* _WORK ITEM_:
The result should be every line in the data below that carries the string "title".

* _RECORDS FOR PROCESSING_:
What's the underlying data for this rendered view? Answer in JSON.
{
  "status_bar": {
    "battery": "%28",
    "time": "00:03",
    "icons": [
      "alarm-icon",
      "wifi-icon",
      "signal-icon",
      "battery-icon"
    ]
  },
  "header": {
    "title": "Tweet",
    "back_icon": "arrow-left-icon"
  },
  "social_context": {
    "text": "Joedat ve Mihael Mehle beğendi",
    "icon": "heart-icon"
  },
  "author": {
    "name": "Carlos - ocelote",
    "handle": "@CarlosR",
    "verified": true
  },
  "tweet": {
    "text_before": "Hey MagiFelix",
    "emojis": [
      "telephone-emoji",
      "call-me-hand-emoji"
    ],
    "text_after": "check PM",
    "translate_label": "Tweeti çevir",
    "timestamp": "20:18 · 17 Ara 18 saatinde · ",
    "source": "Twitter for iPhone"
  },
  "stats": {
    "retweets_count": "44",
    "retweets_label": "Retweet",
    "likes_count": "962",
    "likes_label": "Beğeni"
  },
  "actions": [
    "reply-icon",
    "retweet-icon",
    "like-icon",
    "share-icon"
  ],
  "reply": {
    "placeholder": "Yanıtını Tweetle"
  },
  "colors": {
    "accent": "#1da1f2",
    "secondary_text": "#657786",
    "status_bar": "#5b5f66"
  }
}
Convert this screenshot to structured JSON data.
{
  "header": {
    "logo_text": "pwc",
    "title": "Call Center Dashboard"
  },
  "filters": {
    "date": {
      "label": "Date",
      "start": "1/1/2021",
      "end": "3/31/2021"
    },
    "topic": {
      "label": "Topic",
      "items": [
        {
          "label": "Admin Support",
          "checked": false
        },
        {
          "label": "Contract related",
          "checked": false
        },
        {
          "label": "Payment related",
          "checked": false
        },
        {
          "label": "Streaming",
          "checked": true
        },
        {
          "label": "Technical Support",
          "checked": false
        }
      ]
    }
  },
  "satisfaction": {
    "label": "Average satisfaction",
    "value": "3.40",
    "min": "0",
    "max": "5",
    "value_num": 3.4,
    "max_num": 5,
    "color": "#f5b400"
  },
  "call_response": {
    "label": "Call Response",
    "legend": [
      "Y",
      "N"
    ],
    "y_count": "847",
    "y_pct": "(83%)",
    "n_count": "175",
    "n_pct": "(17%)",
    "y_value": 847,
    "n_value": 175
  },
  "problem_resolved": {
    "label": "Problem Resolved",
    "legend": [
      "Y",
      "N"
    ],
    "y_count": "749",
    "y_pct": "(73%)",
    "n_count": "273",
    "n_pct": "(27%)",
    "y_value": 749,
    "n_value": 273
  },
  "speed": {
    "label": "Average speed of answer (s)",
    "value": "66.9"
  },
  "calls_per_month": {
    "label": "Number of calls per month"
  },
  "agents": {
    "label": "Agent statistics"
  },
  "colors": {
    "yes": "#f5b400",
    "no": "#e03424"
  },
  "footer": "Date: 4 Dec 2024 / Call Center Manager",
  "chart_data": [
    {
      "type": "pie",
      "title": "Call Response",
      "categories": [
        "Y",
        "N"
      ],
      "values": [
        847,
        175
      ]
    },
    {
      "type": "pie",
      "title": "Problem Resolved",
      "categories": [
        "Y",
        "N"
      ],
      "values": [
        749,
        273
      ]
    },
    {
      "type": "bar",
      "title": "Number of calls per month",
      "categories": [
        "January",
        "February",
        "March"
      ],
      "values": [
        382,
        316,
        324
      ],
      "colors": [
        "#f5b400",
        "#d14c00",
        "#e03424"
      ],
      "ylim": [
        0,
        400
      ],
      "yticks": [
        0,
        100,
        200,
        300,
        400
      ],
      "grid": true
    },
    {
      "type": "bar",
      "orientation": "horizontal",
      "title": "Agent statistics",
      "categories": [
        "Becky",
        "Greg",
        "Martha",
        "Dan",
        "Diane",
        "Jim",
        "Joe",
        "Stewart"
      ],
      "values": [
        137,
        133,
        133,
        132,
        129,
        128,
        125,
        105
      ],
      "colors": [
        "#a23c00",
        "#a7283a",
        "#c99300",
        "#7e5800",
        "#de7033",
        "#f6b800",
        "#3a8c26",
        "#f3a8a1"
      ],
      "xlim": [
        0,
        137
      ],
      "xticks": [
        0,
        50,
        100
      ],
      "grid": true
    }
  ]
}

* _RESPONSE BOX_:
    "title": "Tweet",
    "title": "Call Center Dashboard"
      "title": "Call Response",
      "title": "Problem Resolved",
      "title": "Number of calls per month",
      "title": "Agent statistics",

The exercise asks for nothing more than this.